• **How to complete this task**
Omit all pictures and give the records below again exactly as written.

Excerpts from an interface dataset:
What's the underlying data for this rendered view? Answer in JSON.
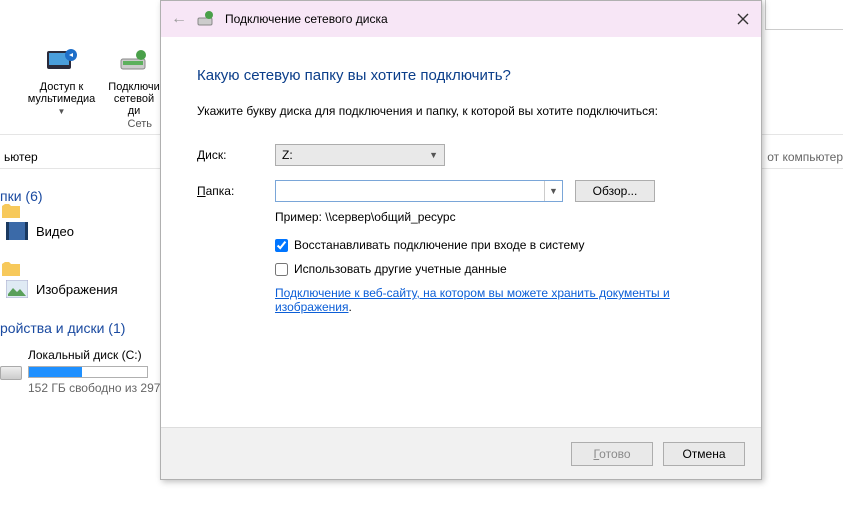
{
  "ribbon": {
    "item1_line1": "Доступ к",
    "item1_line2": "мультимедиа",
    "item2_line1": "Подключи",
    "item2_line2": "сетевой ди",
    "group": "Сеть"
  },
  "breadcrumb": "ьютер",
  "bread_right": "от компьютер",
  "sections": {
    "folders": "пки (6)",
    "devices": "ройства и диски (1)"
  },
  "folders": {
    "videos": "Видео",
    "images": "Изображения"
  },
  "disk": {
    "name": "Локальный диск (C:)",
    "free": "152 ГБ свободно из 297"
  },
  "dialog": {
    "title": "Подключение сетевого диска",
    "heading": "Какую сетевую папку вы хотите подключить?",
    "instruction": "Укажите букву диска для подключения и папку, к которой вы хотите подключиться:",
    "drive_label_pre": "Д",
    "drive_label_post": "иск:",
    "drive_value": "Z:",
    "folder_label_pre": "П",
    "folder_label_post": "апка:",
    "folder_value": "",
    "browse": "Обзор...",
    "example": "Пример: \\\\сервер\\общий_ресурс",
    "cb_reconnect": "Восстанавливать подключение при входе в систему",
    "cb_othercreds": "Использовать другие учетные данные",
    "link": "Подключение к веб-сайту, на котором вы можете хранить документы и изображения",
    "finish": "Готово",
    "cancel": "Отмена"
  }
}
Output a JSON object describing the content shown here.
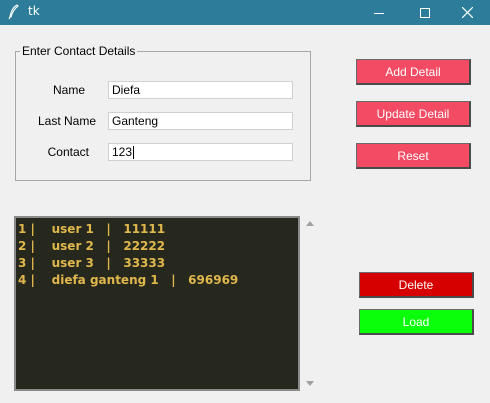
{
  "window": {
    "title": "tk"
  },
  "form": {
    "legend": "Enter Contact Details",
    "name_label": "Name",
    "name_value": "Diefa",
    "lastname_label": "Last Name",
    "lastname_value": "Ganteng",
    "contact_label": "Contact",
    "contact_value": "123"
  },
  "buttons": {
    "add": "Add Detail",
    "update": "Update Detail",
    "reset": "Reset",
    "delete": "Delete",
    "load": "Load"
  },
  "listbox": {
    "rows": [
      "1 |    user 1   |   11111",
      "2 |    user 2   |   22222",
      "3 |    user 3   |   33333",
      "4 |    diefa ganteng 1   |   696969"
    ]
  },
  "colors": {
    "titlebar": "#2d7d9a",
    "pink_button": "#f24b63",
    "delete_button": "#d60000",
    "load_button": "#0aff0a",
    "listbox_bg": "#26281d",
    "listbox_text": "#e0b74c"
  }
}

• **Exercise answer**
What's the underlying data for this rendered view? Answer in JSON.
{
  "ribbon": {
    "item1_line1": "Доступ к",
    "item1_line2": "мультимедиа",
    "item2_line1": "Подключи",
    "item2_line2": "сетевой ди",
    "group": "Сеть"
  },
  "breadcrumb": "ьютер",
  "bread_right": "от компьютер",
  "sections": {
    "folders": "пки (6)",
    "devices": "ройства и диски (1)"
  },
  "folders": {
    "videos": "Видео",
    "images": "Изображения"
  },
  "disk": {
    "name": "Локальный диск (C:)",
    "free": "152 ГБ свободно из 297"
  },
  "dialog": {
    "title": "Подключение сетевого диска",
    "heading": "Какую сетевую папку вы хотите подключить?",
    "instruction": "Укажите букву диска для подключения и папку, к которой вы хотите подключиться:",
    "drive_label_pre": "Д",
    "drive_label_post": "иск:",
    "drive_value": "Z:",
    "folder_label_pre": "П",
    "folder_label_post": "апка:",
    "folder_value": "",
    "browse": "Обзор...",
    "example": "Пример: \\\\сервер\\общий_ресурс",
    "cb_reconnect": "Восстанавливать подключение при входе в систему",
    "cb_othercreds": "Использовать другие учетные данные",
    "link": "Подключение к веб-сайту, на котором вы можете хранить документы и изображения",
    "finish": "Готово",
    "cancel": "Отмена"
  }
}
Output a JSON object describing the content shown here.
{
  "window": {
    "title": "tk"
  },
  "form": {
    "legend": "Enter Contact Details",
    "name_label": "Name",
    "name_value": "Diefa",
    "lastname_label": "Last Name",
    "lastname_value": "Ganteng",
    "contact_label": "Contact",
    "contact_value": "123"
  },
  "buttons": {
    "add": "Add Detail",
    "update": "Update Detail",
    "reset": "Reset",
    "delete": "Delete",
    "load": "Load"
  },
  "listbox": {
    "rows": [
      "1 |    user 1   |   11111",
      "2 |    user 2   |   22222",
      "3 |    user 3   |   33333",
      "4 |    diefa ganteng 1   |   696969"
    ]
  },
  "colors": {
    "titlebar": "#2d7d9a",
    "pink_button": "#f24b63",
    "delete_button": "#d60000",
    "load_button": "#0aff0a",
    "listbox_bg": "#26281d",
    "listbox_text": "#e0b74c"
  }
}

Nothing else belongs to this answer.